[Extracted data — start]

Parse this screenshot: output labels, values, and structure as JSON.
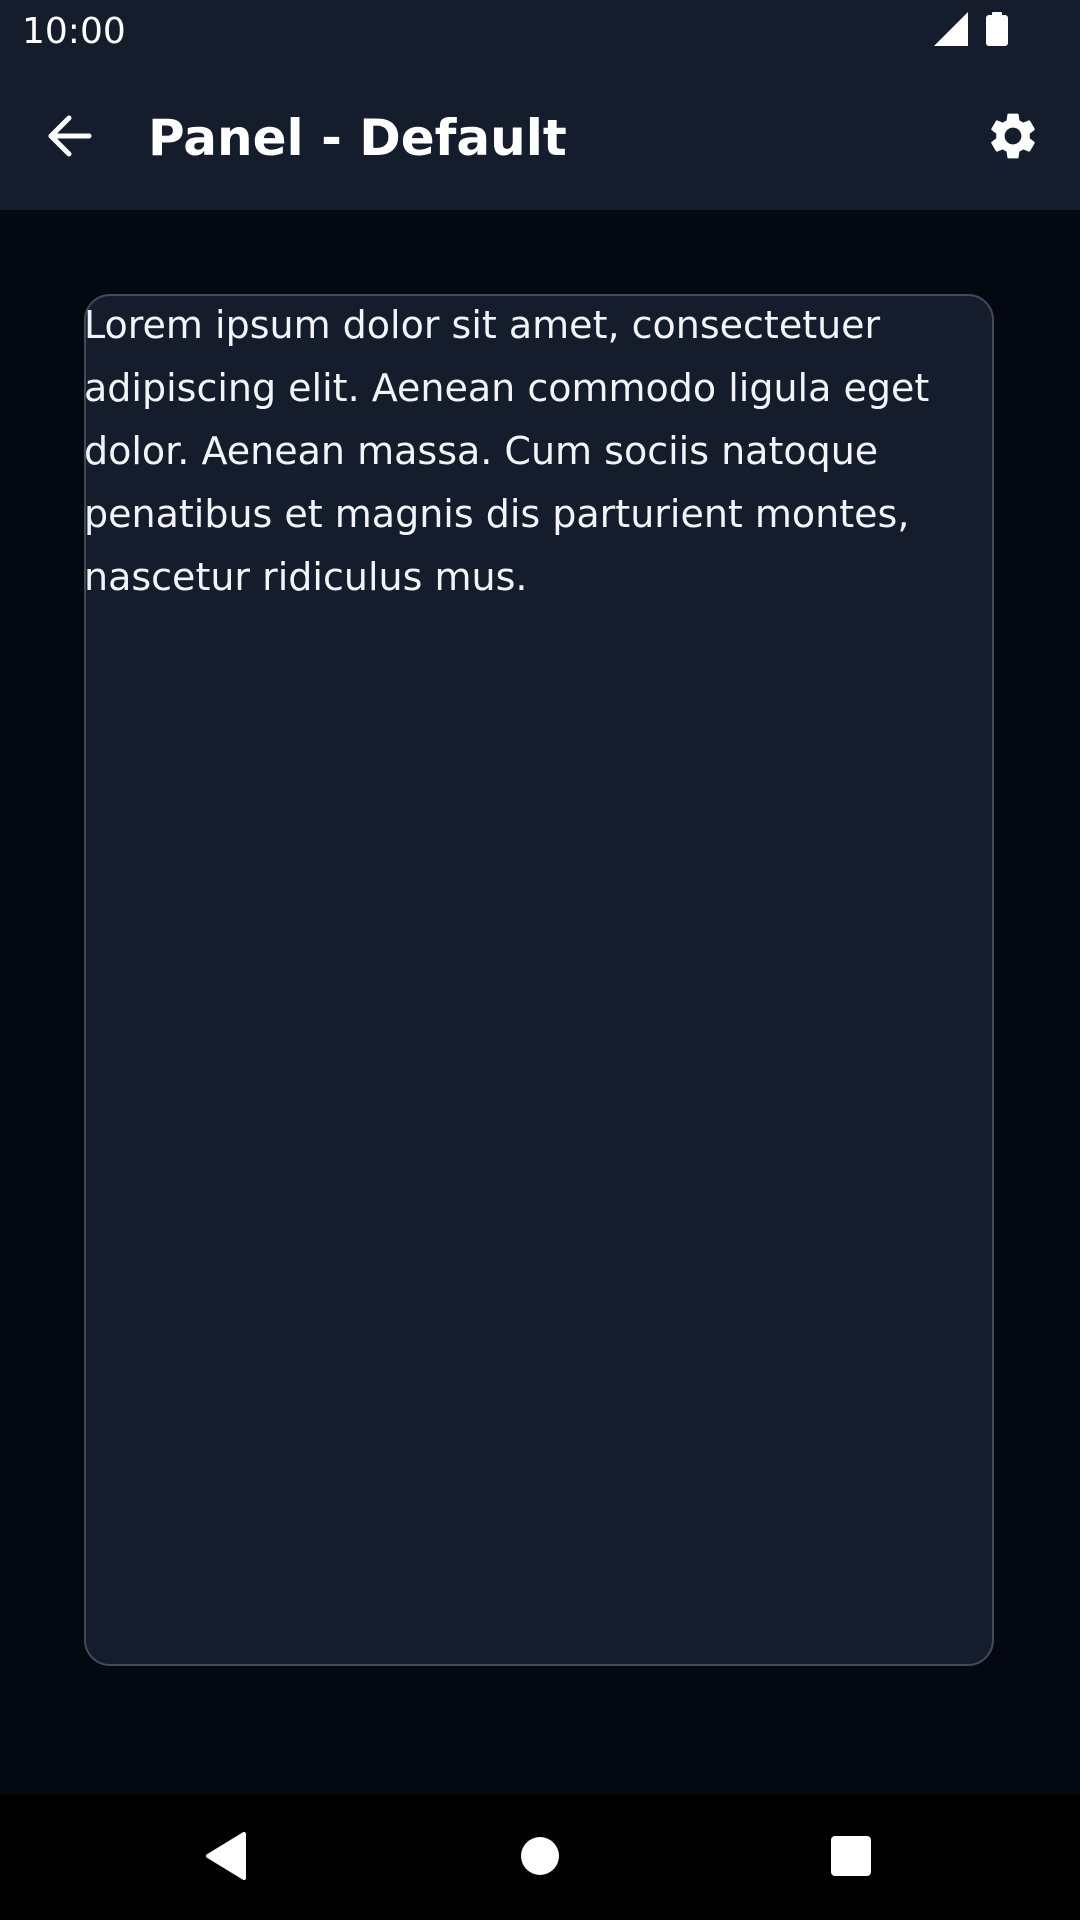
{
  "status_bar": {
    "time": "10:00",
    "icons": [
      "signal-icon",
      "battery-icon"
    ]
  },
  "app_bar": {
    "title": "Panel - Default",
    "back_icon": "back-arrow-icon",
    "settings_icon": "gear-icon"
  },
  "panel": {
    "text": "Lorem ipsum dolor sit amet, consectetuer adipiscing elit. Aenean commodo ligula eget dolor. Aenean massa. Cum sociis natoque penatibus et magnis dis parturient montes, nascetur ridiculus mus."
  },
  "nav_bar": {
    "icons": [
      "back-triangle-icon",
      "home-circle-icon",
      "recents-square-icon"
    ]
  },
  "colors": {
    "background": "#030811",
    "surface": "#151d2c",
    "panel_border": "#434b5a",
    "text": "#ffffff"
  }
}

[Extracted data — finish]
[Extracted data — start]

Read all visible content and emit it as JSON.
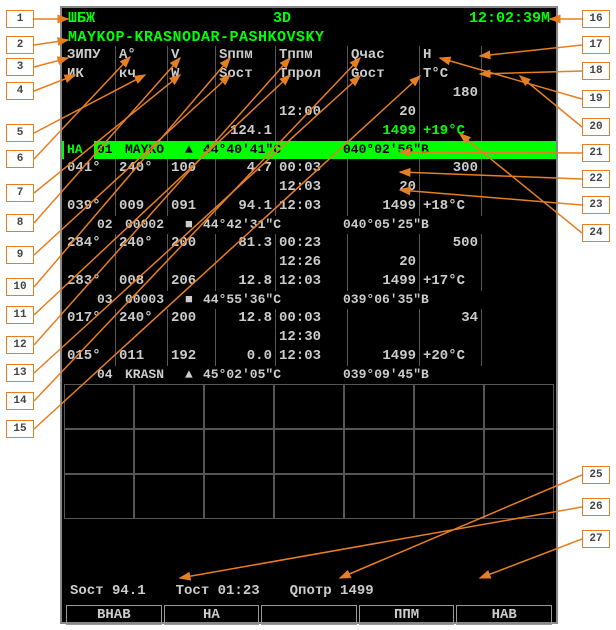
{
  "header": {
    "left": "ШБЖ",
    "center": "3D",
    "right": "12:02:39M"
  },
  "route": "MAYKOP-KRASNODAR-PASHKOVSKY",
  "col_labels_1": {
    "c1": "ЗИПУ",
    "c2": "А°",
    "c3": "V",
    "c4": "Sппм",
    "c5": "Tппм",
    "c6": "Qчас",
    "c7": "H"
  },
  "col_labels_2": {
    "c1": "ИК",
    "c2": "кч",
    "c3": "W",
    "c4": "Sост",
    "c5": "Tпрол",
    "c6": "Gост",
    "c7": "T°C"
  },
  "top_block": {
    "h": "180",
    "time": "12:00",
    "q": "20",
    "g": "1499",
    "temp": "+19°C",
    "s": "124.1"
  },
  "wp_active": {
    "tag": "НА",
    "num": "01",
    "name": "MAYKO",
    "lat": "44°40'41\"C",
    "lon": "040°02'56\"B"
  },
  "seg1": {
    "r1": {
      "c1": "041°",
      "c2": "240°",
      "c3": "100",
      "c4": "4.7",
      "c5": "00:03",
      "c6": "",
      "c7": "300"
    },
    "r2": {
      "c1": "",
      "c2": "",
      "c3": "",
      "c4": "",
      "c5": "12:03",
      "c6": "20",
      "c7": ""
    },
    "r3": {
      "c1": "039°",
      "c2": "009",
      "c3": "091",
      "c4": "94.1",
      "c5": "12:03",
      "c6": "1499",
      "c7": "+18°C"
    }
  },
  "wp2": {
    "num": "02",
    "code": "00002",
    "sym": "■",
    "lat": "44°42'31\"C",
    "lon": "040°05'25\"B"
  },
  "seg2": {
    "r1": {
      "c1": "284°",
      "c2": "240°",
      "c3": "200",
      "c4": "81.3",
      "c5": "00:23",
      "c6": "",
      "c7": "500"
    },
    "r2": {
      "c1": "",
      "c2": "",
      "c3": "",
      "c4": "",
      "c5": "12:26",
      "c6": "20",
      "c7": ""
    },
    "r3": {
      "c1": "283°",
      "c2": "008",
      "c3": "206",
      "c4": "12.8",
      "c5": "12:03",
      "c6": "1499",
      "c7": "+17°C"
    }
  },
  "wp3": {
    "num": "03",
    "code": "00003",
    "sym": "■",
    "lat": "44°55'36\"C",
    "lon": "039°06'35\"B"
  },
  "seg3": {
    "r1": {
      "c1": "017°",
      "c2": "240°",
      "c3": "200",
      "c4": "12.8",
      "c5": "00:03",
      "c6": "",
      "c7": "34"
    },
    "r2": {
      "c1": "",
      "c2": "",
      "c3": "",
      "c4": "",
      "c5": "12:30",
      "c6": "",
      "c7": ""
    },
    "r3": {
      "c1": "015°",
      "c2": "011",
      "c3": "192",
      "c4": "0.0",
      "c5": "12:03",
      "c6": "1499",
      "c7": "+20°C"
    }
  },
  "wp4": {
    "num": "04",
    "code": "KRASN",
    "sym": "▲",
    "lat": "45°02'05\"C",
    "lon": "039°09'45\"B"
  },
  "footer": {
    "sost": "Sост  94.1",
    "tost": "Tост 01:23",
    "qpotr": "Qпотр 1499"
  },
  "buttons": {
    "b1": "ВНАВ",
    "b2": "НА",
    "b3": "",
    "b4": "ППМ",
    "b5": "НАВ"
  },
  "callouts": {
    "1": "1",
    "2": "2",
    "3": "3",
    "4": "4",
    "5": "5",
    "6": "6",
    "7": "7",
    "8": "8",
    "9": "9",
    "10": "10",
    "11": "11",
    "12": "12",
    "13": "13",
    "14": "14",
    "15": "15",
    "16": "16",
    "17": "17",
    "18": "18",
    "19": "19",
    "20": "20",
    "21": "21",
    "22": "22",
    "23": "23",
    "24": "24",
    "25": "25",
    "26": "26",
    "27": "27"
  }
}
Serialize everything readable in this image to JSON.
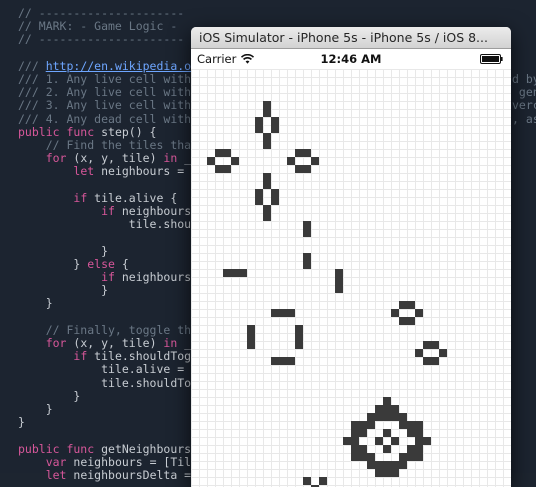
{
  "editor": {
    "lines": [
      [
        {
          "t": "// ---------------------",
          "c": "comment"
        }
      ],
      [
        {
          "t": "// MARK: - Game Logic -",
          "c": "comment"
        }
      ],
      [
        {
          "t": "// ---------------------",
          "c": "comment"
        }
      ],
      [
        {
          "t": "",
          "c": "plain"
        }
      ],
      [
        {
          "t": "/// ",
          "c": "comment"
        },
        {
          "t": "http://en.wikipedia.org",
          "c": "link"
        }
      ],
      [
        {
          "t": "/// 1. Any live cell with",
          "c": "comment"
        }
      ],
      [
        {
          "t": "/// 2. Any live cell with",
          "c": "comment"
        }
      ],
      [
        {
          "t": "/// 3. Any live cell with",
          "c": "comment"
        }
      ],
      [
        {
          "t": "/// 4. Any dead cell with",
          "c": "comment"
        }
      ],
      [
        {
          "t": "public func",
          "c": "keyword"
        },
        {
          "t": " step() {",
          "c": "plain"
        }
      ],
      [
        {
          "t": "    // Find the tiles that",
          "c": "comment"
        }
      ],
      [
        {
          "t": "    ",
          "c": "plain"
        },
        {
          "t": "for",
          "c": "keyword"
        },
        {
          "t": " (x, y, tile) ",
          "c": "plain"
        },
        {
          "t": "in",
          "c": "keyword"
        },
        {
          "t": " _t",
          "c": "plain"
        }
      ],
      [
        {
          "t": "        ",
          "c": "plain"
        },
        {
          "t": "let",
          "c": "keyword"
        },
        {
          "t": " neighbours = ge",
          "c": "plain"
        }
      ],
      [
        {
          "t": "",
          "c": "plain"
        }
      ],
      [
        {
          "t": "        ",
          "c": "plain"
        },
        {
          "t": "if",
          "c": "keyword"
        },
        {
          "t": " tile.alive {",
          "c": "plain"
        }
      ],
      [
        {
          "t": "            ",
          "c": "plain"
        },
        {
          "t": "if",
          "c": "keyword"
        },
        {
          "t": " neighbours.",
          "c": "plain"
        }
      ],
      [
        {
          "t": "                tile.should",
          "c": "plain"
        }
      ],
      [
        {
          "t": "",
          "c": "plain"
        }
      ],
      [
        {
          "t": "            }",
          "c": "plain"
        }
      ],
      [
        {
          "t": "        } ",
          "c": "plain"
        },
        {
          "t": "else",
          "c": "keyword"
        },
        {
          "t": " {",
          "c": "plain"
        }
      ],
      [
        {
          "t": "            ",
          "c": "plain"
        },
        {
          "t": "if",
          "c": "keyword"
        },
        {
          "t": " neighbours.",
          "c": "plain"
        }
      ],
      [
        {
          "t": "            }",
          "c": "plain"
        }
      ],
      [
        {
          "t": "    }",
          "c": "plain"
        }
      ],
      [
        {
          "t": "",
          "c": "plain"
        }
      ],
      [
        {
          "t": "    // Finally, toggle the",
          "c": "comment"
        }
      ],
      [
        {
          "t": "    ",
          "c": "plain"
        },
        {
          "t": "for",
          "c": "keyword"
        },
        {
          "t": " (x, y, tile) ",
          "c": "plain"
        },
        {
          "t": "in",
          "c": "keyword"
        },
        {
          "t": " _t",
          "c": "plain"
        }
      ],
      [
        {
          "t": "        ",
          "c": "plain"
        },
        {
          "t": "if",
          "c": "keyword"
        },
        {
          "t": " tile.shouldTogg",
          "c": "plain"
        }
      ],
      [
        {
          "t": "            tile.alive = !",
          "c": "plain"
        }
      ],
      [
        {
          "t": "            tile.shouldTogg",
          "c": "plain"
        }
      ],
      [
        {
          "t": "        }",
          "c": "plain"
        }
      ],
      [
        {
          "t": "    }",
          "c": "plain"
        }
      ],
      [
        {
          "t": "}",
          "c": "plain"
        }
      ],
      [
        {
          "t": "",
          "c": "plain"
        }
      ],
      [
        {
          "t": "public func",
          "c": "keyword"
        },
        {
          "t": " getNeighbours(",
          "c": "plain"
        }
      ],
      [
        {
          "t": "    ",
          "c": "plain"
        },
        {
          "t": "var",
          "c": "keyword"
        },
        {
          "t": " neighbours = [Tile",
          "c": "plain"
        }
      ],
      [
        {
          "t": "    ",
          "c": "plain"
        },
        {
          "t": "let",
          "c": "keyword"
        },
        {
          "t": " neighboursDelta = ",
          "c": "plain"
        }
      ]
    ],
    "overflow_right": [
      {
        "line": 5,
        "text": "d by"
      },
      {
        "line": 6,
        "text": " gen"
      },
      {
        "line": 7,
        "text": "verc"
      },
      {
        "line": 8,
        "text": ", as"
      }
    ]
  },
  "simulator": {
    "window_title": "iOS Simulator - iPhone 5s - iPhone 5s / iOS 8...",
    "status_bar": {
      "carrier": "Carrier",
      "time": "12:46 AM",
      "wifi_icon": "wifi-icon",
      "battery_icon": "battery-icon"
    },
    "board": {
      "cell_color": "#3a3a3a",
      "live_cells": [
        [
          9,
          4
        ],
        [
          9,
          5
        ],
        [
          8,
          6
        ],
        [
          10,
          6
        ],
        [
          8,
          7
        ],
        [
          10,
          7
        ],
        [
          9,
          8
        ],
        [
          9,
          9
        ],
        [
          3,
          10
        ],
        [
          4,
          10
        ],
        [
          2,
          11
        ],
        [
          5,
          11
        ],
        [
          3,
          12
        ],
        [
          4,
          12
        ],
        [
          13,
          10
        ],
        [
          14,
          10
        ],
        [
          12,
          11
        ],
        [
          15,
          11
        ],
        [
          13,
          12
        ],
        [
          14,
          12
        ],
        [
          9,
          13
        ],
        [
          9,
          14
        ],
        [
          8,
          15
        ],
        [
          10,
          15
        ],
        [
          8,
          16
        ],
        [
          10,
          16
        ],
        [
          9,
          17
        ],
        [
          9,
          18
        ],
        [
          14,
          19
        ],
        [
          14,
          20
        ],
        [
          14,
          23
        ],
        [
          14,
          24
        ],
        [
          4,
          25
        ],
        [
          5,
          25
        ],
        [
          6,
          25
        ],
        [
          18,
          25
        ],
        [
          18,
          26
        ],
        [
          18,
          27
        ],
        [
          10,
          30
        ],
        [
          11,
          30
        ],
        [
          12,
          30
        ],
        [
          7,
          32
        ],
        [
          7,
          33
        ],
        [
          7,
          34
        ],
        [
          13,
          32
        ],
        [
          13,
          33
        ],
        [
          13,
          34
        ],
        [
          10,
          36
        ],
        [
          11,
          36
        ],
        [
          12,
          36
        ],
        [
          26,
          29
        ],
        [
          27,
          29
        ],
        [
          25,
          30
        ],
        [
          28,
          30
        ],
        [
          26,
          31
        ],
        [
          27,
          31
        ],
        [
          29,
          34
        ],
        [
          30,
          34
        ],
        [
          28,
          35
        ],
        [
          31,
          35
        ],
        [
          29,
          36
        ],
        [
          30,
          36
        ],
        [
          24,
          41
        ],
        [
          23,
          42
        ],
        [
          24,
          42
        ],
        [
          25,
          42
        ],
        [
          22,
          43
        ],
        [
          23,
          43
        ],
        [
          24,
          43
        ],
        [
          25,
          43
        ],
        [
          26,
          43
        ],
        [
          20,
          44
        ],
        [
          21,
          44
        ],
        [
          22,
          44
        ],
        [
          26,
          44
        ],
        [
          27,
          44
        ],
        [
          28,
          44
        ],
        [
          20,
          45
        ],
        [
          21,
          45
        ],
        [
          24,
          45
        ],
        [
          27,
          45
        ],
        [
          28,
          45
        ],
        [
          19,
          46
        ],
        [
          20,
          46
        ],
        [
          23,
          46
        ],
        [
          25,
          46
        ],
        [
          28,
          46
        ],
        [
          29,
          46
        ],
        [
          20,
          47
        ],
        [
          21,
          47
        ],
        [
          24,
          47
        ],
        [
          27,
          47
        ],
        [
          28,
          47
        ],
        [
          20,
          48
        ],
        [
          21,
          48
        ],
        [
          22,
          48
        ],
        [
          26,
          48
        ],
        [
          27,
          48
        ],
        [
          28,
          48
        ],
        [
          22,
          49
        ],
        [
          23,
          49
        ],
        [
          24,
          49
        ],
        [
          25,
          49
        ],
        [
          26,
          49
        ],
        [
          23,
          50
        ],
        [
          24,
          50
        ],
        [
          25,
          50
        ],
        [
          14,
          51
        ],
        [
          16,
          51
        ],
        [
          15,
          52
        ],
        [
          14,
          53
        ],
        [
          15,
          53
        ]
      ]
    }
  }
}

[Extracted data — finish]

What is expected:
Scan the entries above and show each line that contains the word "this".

Written answer:
Parse this screenshot: output labels, values, and structure as JSON.
Serialize everything readable in this image to JSON.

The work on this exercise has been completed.